> [To do]: For this exercise, print all of the data exactly as given.

[Start of Attachment]

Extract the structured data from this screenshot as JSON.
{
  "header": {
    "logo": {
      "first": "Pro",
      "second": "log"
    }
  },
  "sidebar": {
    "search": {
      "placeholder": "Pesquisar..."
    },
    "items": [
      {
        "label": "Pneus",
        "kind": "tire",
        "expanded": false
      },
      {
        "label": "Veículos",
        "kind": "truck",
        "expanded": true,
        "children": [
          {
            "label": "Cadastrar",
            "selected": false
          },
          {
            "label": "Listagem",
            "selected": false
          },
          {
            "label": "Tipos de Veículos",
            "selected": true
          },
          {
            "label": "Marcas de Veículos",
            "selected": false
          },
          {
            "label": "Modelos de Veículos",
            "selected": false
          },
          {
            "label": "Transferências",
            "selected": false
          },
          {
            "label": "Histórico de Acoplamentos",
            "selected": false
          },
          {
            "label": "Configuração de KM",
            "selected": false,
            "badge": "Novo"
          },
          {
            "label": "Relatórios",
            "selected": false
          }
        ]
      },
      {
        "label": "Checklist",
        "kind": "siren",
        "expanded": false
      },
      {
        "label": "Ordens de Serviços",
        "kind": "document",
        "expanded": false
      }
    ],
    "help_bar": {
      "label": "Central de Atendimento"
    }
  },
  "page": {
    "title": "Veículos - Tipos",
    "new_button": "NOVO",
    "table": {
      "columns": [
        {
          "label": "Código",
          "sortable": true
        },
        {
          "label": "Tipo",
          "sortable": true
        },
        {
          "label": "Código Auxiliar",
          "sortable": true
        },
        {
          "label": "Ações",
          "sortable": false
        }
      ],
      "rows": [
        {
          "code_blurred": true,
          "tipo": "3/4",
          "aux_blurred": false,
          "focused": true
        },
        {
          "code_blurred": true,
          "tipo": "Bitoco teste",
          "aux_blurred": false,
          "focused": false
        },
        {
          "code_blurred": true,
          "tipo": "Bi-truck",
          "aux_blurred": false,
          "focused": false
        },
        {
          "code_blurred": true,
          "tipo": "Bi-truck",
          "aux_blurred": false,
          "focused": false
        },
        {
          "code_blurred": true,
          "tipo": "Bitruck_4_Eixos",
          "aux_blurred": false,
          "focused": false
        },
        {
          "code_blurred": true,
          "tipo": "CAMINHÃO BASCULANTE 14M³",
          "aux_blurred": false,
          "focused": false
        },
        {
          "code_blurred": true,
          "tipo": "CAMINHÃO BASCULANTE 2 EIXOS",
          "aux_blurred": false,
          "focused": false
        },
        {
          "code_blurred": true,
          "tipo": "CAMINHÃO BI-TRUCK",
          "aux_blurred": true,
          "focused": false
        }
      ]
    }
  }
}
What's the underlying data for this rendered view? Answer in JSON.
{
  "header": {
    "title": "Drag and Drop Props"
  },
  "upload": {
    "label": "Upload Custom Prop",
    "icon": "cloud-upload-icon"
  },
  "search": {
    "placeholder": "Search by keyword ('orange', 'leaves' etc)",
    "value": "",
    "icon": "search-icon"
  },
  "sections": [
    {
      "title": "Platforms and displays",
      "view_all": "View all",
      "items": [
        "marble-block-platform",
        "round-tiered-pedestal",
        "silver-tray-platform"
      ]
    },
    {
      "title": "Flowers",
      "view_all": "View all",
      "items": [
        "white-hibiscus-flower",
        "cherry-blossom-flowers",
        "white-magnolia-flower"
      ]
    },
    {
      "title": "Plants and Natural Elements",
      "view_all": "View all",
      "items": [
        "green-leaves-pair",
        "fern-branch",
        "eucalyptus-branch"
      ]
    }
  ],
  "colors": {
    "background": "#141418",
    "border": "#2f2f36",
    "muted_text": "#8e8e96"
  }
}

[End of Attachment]

> [Task result]:
Extract the structured data from this screenshot as JSON.
{
  "header": {
    "logo": {
      "first": "Pro",
      "second": "log"
    }
  },
  "sidebar": {
    "search": {
      "placeholder": "Pesquisar..."
    },
    "items": [
      {
        "label": "Pneus",
        "kind": "tire",
        "expanded": false
      },
      {
        "label": "Veículos",
        "kind": "truck",
        "expanded": true,
        "children": [
          {
            "label": "Cadastrar",
            "selected": false
          },
          {
            "label": "Listagem",
            "selected": false
          },
          {
            "label": "Tipos de Veículos",
            "selected": true
          },
          {
            "label": "Marcas de Veículos",
            "selected": false
          },
          {
            "label": "Modelos de Veículos",
            "selected": false
          },
          {
            "label": "Transferências",
            "selected": false
          },
          {
            "label": "Histórico de Acoplamentos",
            "selected": false
          },
          {
            "label": "Configuração de KM",
            "selected": false,
            "badge": "Novo"
          },
          {
            "label": "Relatórios",
            "selected": false
          }
        ]
      },
      {
        "label": "Checklist",
        "kind": "siren",
        "expanded": false
      },
      {
        "label": "Ordens de Serviços",
        "kind": "document",
        "expanded": false
      }
    ],
    "help_bar": {
      "label": "Central de Atendimento"
    }
  },
  "page": {
    "title": "Veículos - Tipos",
    "new_button": "NOVO",
    "table": {
      "columns": [
        {
          "label": "Código",
          "sortable": true
        },
        {
          "label": "Tipo",
          "sortable": true
        },
        {
          "label": "Código Auxiliar",
          "sortable": true
        },
        {
          "label": "Ações",
          "sortable": false
        }
      ],
      "rows": [
        {
          "code_blurred": true,
          "tipo": "3/4",
          "aux_blurred": false,
          "focused": true
        },
        {
          "code_blurred": true,
          "tipo": "Bitoco teste",
          "aux_blurred": false,
          "focused": false
        },
        {
          "code_blurred": true,
          "tipo": "Bi-truck",
          "aux_blurred": false,
          "focused": false
        },
        {
          "code_blurred": true,
          "tipo": "Bi-truck",
          "aux_blurred": false,
          "focused": false
        },
        {
          "code_blurred": true,
          "tipo": "Bitruck_4_Eixos",
          "aux_blurred": false,
          "focused": false
        },
        {
          "code_blurred": true,
          "tipo": "CAMINHÃO BASCULANTE 14M³",
          "aux_blurred": false,
          "focused": false
        },
        {
          "code_blurred": true,
          "tipo": "CAMINHÃO BASCULANTE 2 EIXOS",
          "aux_blurred": false,
          "focused": false
        },
        {
          "code_blurred": true,
          "tipo": "CAMINHÃO BI-TRUCK",
          "aux_blurred": true,
          "focused": false
        }
      ]
    }
  }
}
What's the underlying data for this rendered view? Answer in JSON.
{
  "header": {
    "title": "Drag and Drop Props"
  },
  "upload": {
    "label": "Upload Custom Prop",
    "icon": "cloud-upload-icon"
  },
  "search": {
    "placeholder": "Search by keyword ('orange', 'leaves' etc)",
    "value": "",
    "icon": "search-icon"
  },
  "sections": [
    {
      "title": "Platforms and displays",
      "view_all": "View all",
      "items": [
        "marble-block-platform",
        "round-tiered-pedestal",
        "silver-tray-platform"
      ]
    },
    {
      "title": "Flowers",
      "view_all": "View all",
      "items": [
        "white-hibiscus-flower",
        "cherry-blossom-flowers",
        "white-magnolia-flower"
      ]
    },
    {
      "title": "Plants and Natural Elements",
      "view_all": "View all",
      "items": [
        "green-leaves-pair",
        "fern-branch",
        "eucalyptus-branch"
      ]
    }
  ],
  "colors": {
    "background": "#141418",
    "border": "#2f2f36",
    "muted_text": "#8e8e96"
  }
}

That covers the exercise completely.